RECORD SET:
===
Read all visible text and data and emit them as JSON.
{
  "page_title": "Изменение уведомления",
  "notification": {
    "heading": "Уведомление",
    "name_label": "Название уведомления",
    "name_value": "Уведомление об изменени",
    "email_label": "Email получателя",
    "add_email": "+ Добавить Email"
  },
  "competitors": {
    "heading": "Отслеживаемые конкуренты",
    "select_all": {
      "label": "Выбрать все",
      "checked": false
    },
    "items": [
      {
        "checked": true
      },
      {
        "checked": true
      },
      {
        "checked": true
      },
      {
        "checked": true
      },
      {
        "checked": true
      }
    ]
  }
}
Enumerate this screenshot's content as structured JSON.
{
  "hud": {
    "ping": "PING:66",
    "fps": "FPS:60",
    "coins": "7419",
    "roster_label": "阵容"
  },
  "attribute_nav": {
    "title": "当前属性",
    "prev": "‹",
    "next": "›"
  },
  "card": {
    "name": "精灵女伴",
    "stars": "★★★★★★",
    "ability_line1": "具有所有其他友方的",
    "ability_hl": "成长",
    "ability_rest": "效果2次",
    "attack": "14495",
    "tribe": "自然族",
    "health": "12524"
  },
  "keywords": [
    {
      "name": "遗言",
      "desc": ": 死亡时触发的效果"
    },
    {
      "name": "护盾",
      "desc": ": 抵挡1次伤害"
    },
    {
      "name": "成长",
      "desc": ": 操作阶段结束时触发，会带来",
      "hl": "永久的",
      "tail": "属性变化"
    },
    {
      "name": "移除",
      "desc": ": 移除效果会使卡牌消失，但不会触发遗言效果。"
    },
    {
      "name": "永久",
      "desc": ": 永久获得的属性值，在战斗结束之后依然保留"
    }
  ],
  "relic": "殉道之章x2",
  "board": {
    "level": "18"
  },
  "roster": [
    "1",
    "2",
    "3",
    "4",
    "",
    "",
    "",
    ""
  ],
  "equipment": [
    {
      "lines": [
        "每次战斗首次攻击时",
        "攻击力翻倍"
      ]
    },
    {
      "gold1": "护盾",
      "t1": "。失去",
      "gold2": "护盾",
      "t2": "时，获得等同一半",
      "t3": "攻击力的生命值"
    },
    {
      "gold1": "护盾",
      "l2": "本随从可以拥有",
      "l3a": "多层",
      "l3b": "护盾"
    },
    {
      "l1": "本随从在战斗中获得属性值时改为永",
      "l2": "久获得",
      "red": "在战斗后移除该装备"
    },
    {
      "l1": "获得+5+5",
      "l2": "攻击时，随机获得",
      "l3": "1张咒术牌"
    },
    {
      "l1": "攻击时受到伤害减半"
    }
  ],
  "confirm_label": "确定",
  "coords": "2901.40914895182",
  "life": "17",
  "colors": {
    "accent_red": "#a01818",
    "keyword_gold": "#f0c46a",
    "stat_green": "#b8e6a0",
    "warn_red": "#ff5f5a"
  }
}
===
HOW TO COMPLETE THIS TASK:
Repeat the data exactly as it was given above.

RESULT OF THE EXERCISE:
Read all visible text and data and emit them as JSON.
{
  "page_title": "Изменение уведомления",
  "notification": {
    "heading": "Уведомление",
    "name_label": "Название уведомления",
    "name_value": "Уведомление об изменени",
    "email_label": "Email получателя",
    "add_email": "+ Добавить Email"
  },
  "competitors": {
    "heading": "Отслеживаемые конкуренты",
    "select_all": {
      "label": "Выбрать все",
      "checked": false
    },
    "items": [
      {
        "checked": true
      },
      {
        "checked": true
      },
      {
        "checked": true
      },
      {
        "checked": true
      },
      {
        "checked": true
      }
    ]
  }
}
Enumerate this screenshot's content as structured JSON.
{
  "hud": {
    "ping": "PING:66",
    "fps": "FPS:60",
    "coins": "7419",
    "roster_label": "阵容"
  },
  "attribute_nav": {
    "title": "当前属性",
    "prev": "‹",
    "next": "›"
  },
  "card": {
    "name": "精灵女伴",
    "stars": "★★★★★★",
    "ability_line1": "具有所有其他友方的",
    "ability_hl": "成长",
    "ability_rest": "效果2次",
    "attack": "14495",
    "tribe": "自然族",
    "health": "12524"
  },
  "keywords": [
    {
      "name": "遗言",
      "desc": ": 死亡时触发的效果"
    },
    {
      "name": "护盾",
      "desc": ": 抵挡1次伤害"
    },
    {
      "name": "成长",
      "desc": ": 操作阶段结束时触发，会带来",
      "hl": "永久的",
      "tail": "属性变化"
    },
    {
      "name": "移除",
      "desc": ": 移除效果会使卡牌消失，但不会触发遗言效果。"
    },
    {
      "name": "永久",
      "desc": ": 永久获得的属性值，在战斗结束之后依然保留"
    }
  ],
  "relic": "殉道之章x2",
  "board": {
    "level": "18"
  },
  "roster": [
    "1",
    "2",
    "3",
    "4",
    "",
    "",
    "",
    ""
  ],
  "equipment": [
    {
      "lines": [
        "每次战斗首次攻击时",
        "攻击力翻倍"
      ]
    },
    {
      "gold1": "护盾",
      "t1": "。失去",
      "gold2": "护盾",
      "t2": "时，获得等同一半",
      "t3": "攻击力的生命值"
    },
    {
      "gold1": "护盾",
      "l2": "本随从可以拥有",
      "l3a": "多层",
      "l3b": "护盾"
    },
    {
      "l1": "本随从在战斗中获得属性值时改为永",
      "l2": "久获得",
      "red": "在战斗后移除该装备"
    },
    {
      "l1": "获得+5+5",
      "l2": "攻击时，随机获得",
      "l3": "1张咒术牌"
    },
    {
      "l1": "攻击时受到伤害减半"
    }
  ],
  "confirm_label": "确定",
  "coords": "2901.40914895182",
  "life": "17",
  "colors": {
    "accent_red": "#a01818",
    "keyword_gold": "#f0c46a",
    "stat_green": "#b8e6a0",
    "warn_red": "#ff5f5a"
  }
}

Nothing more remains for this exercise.